- [Activity]
Please return every line of the records that contains the word "Engine".

- [Source records]
-- Opening Marker --

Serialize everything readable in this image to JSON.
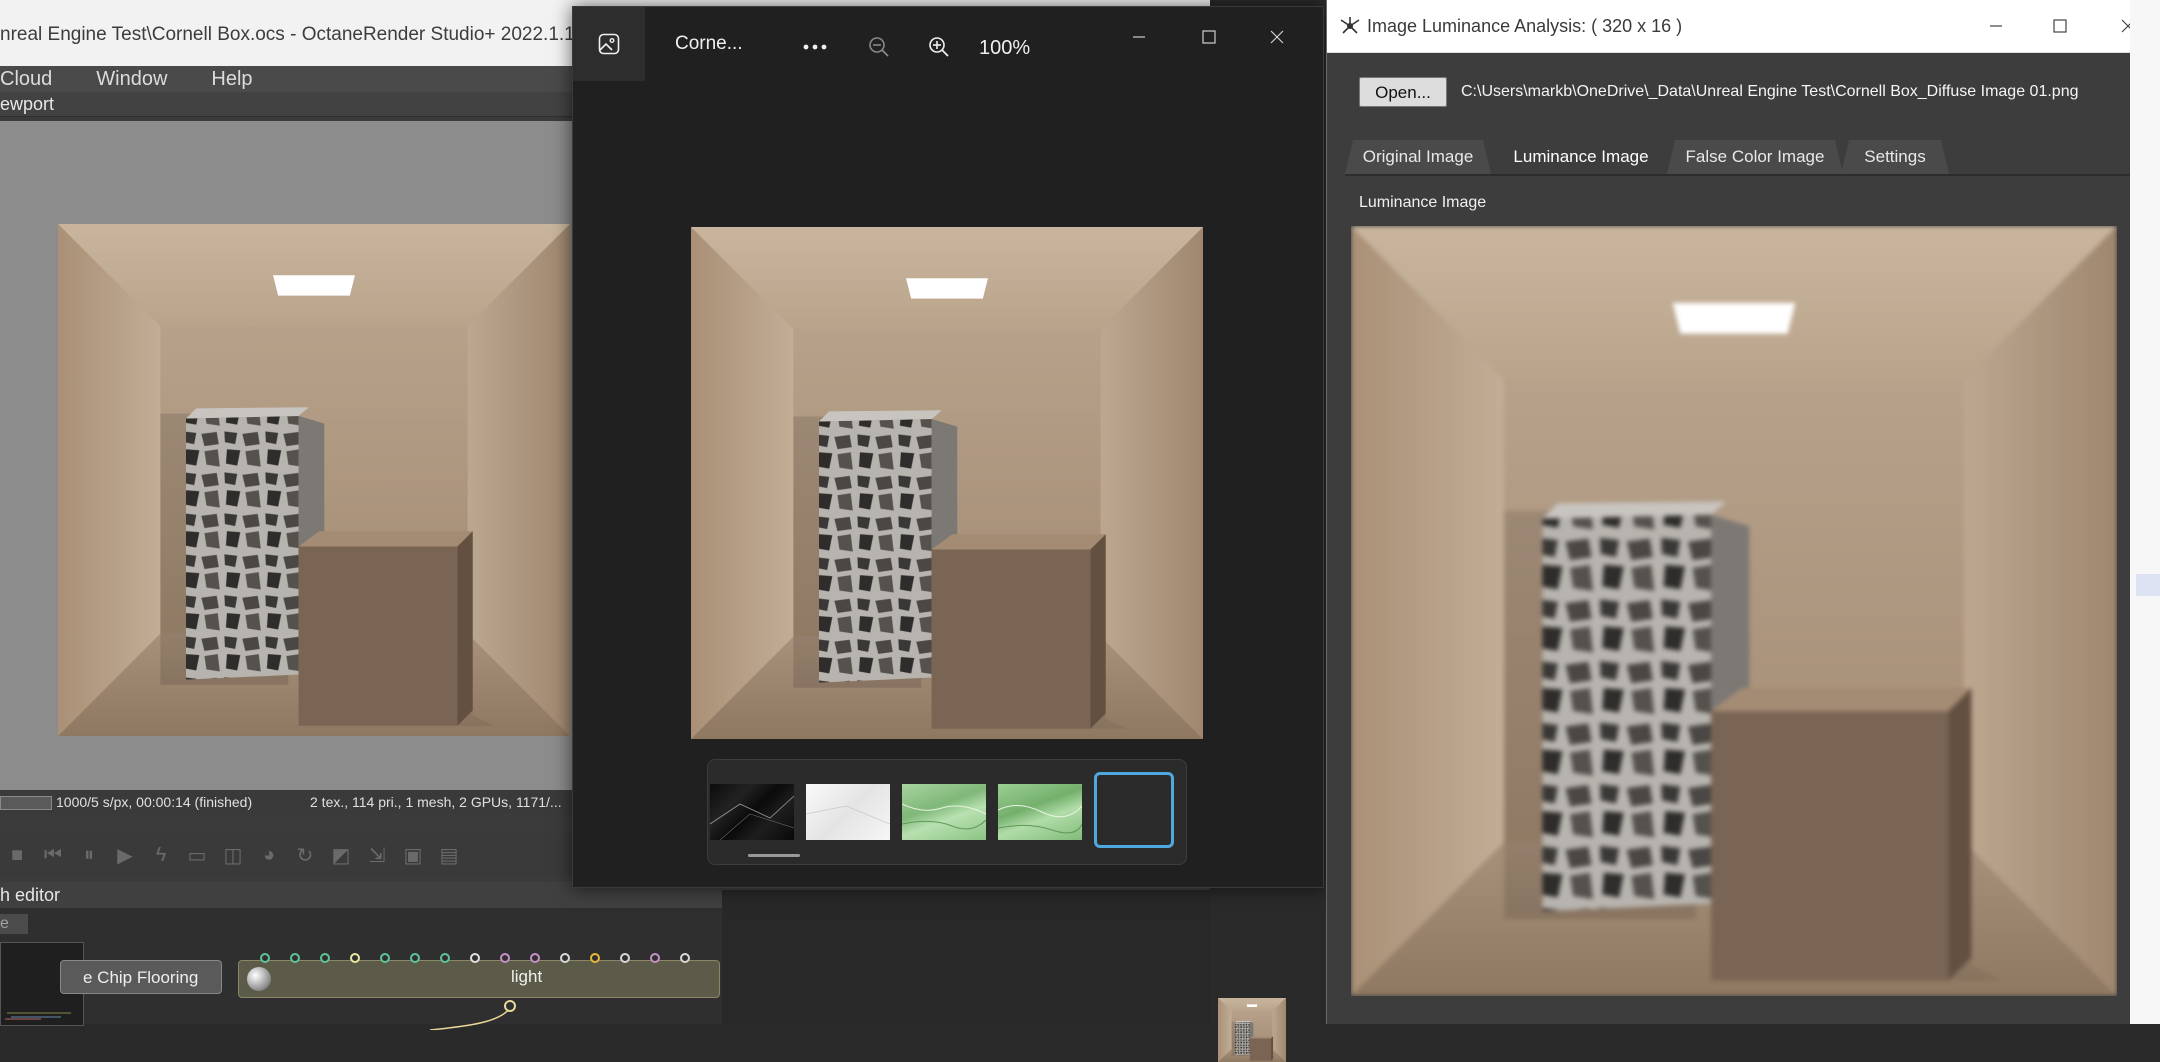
{
  "octane": {
    "title": "nreal Engine Test\\Cornell Box.ocs - OctaneRender Studio+ 2022.1.1",
    "menu": [
      "Cloud",
      "Window",
      "Help"
    ],
    "viewport_label": "ewport",
    "status_time": "1000/5 s/px, 00:00:14 (finished)",
    "status_info": "2 tex., 114 pri., 1 mesh, 2 GPUs, 1171/...",
    "editor_label": "h editor",
    "editor_tab": "e",
    "node_flooring": "e Chip Flooring",
    "node_light": "light"
  },
  "photos": {
    "filename": "Corne...",
    "zoom": "100%",
    "more_icon": "more-icon",
    "thumbnails": [
      "black-marble",
      "white-marble",
      "green-texture-1",
      "green-texture-2",
      "cornell-box"
    ],
    "selected_thumbnail": 4
  },
  "luminance": {
    "title": "Image Luminance Analysis:  ( 320 x 16 )",
    "open_label": "Open...",
    "path": "C:\\Users\\markb\\OneDrive\\_Data\\Unreal Engine Test\\Cornell Box_Diffuse Image 01.png",
    "tabs": [
      "Original Image",
      "Luminance Image",
      "False Color Image",
      "Settings"
    ],
    "active_tab": 1,
    "image_label": "Luminance Image"
  },
  "colors": {
    "photos_selection": "#4fa8de",
    "wood": "#b49a80",
    "pin_colors": [
      "#5ec59a",
      "#5ec59a",
      "#5ec59a",
      "#e8e8a0",
      "#5ec59a",
      "#5ec59a",
      "#5ec59a",
      "#e0e0e0",
      "#c890c8",
      "#c890c8",
      "#d8d8d8",
      "#e8b838",
      "#d8d8d8",
      "#c890c8",
      "#d8d8d8"
    ]
  }
}
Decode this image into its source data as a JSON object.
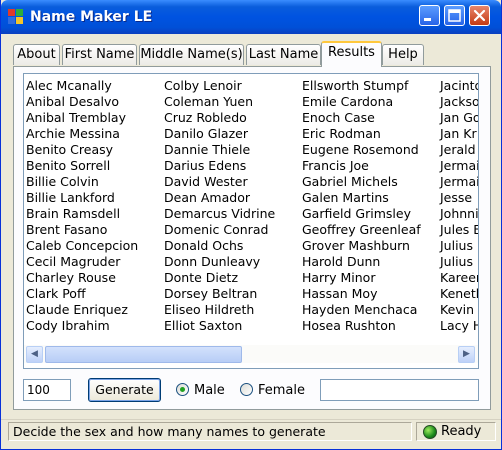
{
  "window": {
    "title": "Name Maker LE",
    "icons": {
      "app": "app-grid-icon",
      "minimize": "minimize-icon",
      "maximize": "maximize-icon",
      "close": "close-icon"
    }
  },
  "tabs": [
    {
      "label": "About"
    },
    {
      "label": "First Name"
    },
    {
      "label": "Middle Name(s)"
    },
    {
      "label": "Last Name"
    },
    {
      "label": "Results",
      "active": true
    },
    {
      "label": "Help"
    }
  ],
  "results": {
    "columns": [
      [
        "Alec Mcanally",
        "Anibal Desalvo",
        "Anibal Tremblay",
        "Archie Messina",
        "Benito Creasy",
        "Benito Sorrell",
        "Billie Colvin",
        "Billie Lankford",
        "Brain Ramsdell",
        "Brent Fasano",
        "Caleb Concepcion",
        "Cecil Magruder",
        "Charley Rouse",
        "Clark Poff",
        "Claude Enriquez",
        "Cody Ibrahim"
      ],
      [
        "Colby Lenoir",
        "Coleman Yuen",
        "Cruz Robledo",
        "Danilo Glazer",
        "Dannie Thiele",
        "Darius Edens",
        "David Wester",
        "Dean Amador",
        "Demarcus Vidrine",
        "Domenic Conrad",
        "Donald Ochs",
        "Donn Dunleavy",
        "Donte Dietz",
        "Dorsey Beltran",
        "Eliseo Hildreth",
        "Elliot Saxton"
      ],
      [
        "Ellsworth Stumpf",
        "Emile Cardona",
        "Enoch Case",
        "Eric Rodman",
        "Eugene Rosemond",
        "Francis Joe",
        "Gabriel Michels",
        "Galen Martins",
        "Garfield Grimsley",
        "Geoffrey Greenleaf",
        "Grover Mashburn",
        "Harold Dunn",
        "Harry Minor",
        "Hassan Moy",
        "Hayden Menchaca",
        "Hosea Rushton"
      ],
      [
        "Jacinto",
        "Jackson",
        "Jan Go",
        "Jan Kr",
        "Jerald",
        "Jermai",
        "Jermai",
        "Jesse",
        "Johnni",
        "Jules E",
        "Julius",
        "Julius",
        "Kareem",
        "Kenethi",
        "Kevin S",
        "Lacy H"
      ]
    ],
    "scrollbar": {
      "left_icon": "scroll-left-icon",
      "right_icon": "scroll-right-icon",
      "left_glyph": "◀",
      "right_glyph": "▶"
    }
  },
  "controls": {
    "quantity_value": "100",
    "generate_label": "Generate",
    "sex_options": [
      {
        "label": "Male",
        "selected": true
      },
      {
        "label": "Female",
        "selected": false
      }
    ],
    "output_value": ""
  },
  "status": {
    "message": "Decide the sex and how many names to generate",
    "state": "Ready",
    "state_icon": "ready-status-icon"
  },
  "colors": {
    "title_bar": "#0053e1",
    "active_tab_accent": "#ffc83c",
    "radio_selected": "#21a121",
    "ready_indicator": "#1b8a1b"
  }
}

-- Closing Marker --

- [Written response]
    "title": "nreal Engine Test\\Cornell Box.ocs - OctaneRender Studio+ 2022.1.1",
    "path": "C:\\Users\\markb\\OneDrive\\_Data\\Unreal Engine Test\\Cornell Box_Diffuse Image 01.png",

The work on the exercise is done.